In other words, The Hip-Hop Dance Experience is a fun, well structured game that offers a good amount of content designed to appeal to a specific market, which may be worthwhile for genre fans, but it’s more limited than similar titles in the genre, both from the same publisher and otherwise. For the forty dollar price point you’re given a handful of expected modes attached to a solid front-end and a tracklist that’s interesting and varied within the genre, featuring acts you’ll likely never see in other titles of this type. The game is as simple or as complex as you want it to be, mechanically, and is willing to work with you whether you want to aim for high scores or just want to goof off, its body recognition is generally strong, and it’s fun to play either way. However, the game has a small amount of modes to work with, lacking in anything really exciting as well as base fundamentals other games in the genre offer, and the reduced price is minimal when considering how much more similar games in the genre offer in comparison. The Hip-Hop Dance Experience is a neat idea, to be certain, and the end result is solid and features tracks you’ll not likely find anywhere else, but unless you’re a hip-hop fan you’ll find that the game won’t hold your interest as long as similar games, as Ubisoft’s own Just Dance 4 is the same price, features the same amount of tracks, and offers much more to do with the game.

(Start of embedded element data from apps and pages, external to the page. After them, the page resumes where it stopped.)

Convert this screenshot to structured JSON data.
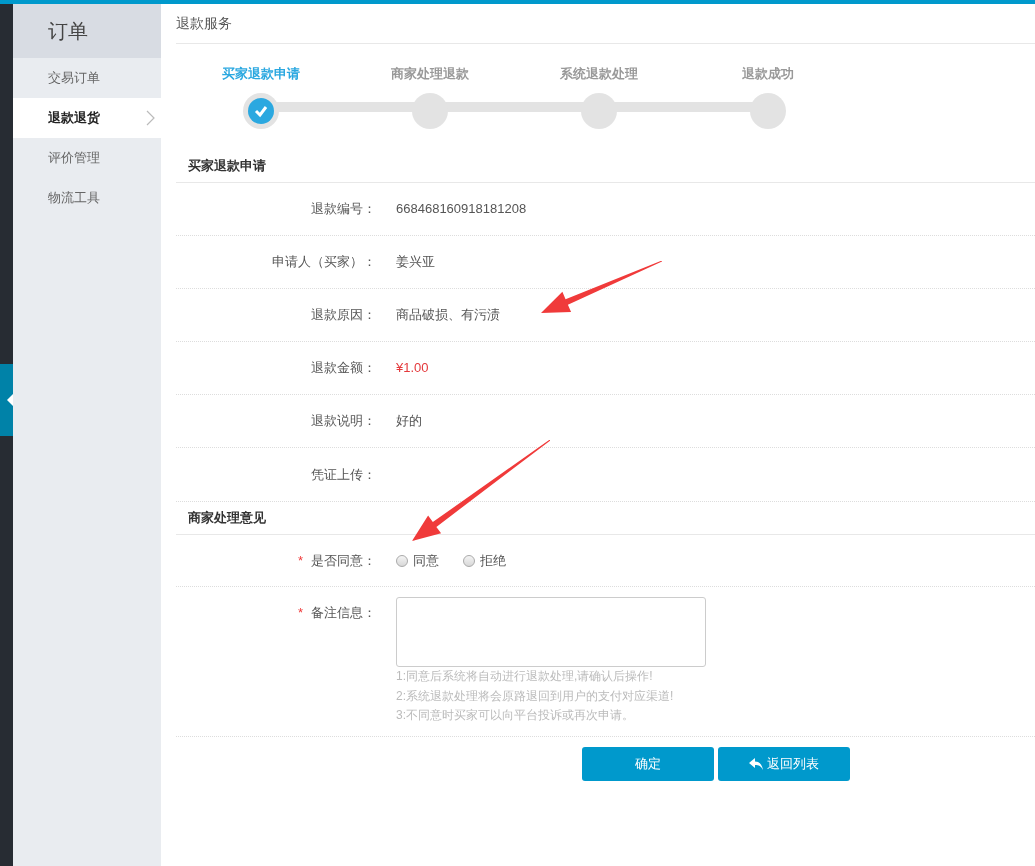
{
  "sidebar": {
    "title": "订单",
    "items": [
      {
        "label": "交易订单",
        "selected": false
      },
      {
        "label": "退款退货",
        "selected": true
      },
      {
        "label": "评价管理",
        "selected": false
      },
      {
        "label": "物流工具",
        "selected": false
      }
    ]
  },
  "page_title": "退款服务",
  "steps": [
    {
      "label": "买家退款申请",
      "completed": true
    },
    {
      "label": "商家处理退款",
      "completed": false
    },
    {
      "label": "系统退款处理",
      "completed": false
    },
    {
      "label": "退款成功",
      "completed": false
    }
  ],
  "buyer_section": {
    "title": "买家退款申请",
    "rows": [
      {
        "label": "退款编号：",
        "value": "668468160918181208",
        "kind": "text"
      },
      {
        "label": "申请人（买家）：",
        "value": "姜兴亚",
        "kind": "text"
      },
      {
        "label": "退款原因：",
        "value": "商品破损、有污渍",
        "kind": "text"
      },
      {
        "label": "退款金额：",
        "value": "¥1.00",
        "kind": "amount"
      },
      {
        "label": "退款说明：",
        "value": "好的",
        "kind": "text"
      },
      {
        "label": "凭证上传："
      }
    ]
  },
  "merchant_section": {
    "title": "商家处理意见",
    "agree": {
      "required_mark": "*",
      "label": "是否同意：",
      "options": [
        {
          "label": "同意",
          "checked": false
        },
        {
          "label": "拒绝",
          "checked": false
        }
      ]
    },
    "remark": {
      "required_mark": "*",
      "label": "备注信息：",
      "hints": [
        "1:同意后系统将自动进行退款处理,请确认后操作!",
        "2:系统退款处理将会原路退回到用户的支付对应渠道!",
        "3:不同意时买家可以向平台投诉或再次申请。"
      ]
    }
  },
  "buttons": [
    {
      "label": "确定",
      "kind": "submit"
    },
    {
      "label": "返回列表",
      "kind": "back"
    }
  ]
}
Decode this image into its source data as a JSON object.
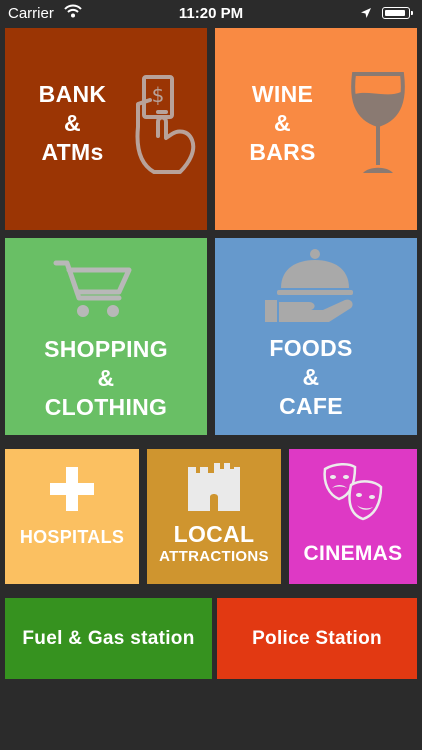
{
  "status_bar": {
    "carrier": "Carrier",
    "time": "11:20 PM"
  },
  "tiles": {
    "bank": {
      "line1": "BANK",
      "line2": "&",
      "line3": "ATMs",
      "color": "#9b3504"
    },
    "wine": {
      "line1": "WINE",
      "line2": "&",
      "line3": "BARS",
      "color": "#f98a43"
    },
    "shopping": {
      "line1": "SHOPPING",
      "line2": "&",
      "line3": "CLOTHING",
      "color": "#69bf65"
    },
    "foods": {
      "line1": "FOODS",
      "line2": "&",
      "line3": "CAFE",
      "color": "#6699cc"
    },
    "hospitals": {
      "label": "HOSPITALS",
      "color": "#fbc061"
    },
    "local": {
      "line1": "LOCAL",
      "line2": "ATTRACTIONS",
      "color": "#cf952f"
    },
    "cinemas": {
      "label": "CINEMAS",
      "color": "#de39c5"
    },
    "fuel": {
      "label": "Fuel & Gas station",
      "color": "#36921f"
    },
    "police": {
      "label": "Police Station",
      "color": "#e23912"
    }
  },
  "icons": {
    "bank": "hand-money-icon",
    "wine": "wine-glass-icon",
    "shopping": "shopping-cart-icon",
    "foods": "cloche-serving-icon",
    "hospitals": "medical-cross-icon",
    "local": "castle-icon",
    "cinemas": "theater-masks-icon"
  }
}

Game Modes: MEDIOCRE
FINAL SCORE: ENJOYABLE GAME.
Short Attention Span Summary:
The Hip-Hop Dance Experience is a nice idea, focusing on a specific genre instead of being a mass appeal product, that should be interesting to hip-hop fans, but a dearth of modes makes it harder to recommend to anyone outside of that group. The game certainly looks and sounds just fine, there are enough modes to give you something to spend time with, and there are acts featured here, like ODB, Da Brat and Q-Tip, that you won’t likely find anywhere else. The game works with your skill level as a player, allowing you to be as good or as bad at the game as you want but still rewarding you on some level, so players of all skill and interest levels can have fun with this. You can aim to get some serious high scores to post on the leaderboards or just play around with friends and the game allows for this either way, which helps its appeal well and makes for a friendly experience. However, the game modes offered are bare bones, as only the bare minimum of what one would expect is on display here, making it harder to recommend to anyone who isn’t a fan of hip-hop. For genre fans, The Hip-Hop Dance Experience offers a variety of songs you won’t see anywhere else, which may make it worth a look, but you can find other games, including Ubisoft’s own Just Dance 4, that cost the same price or only marginally more and offer a wider variety of modes to pick from, which limits the value of what’s here in the long run.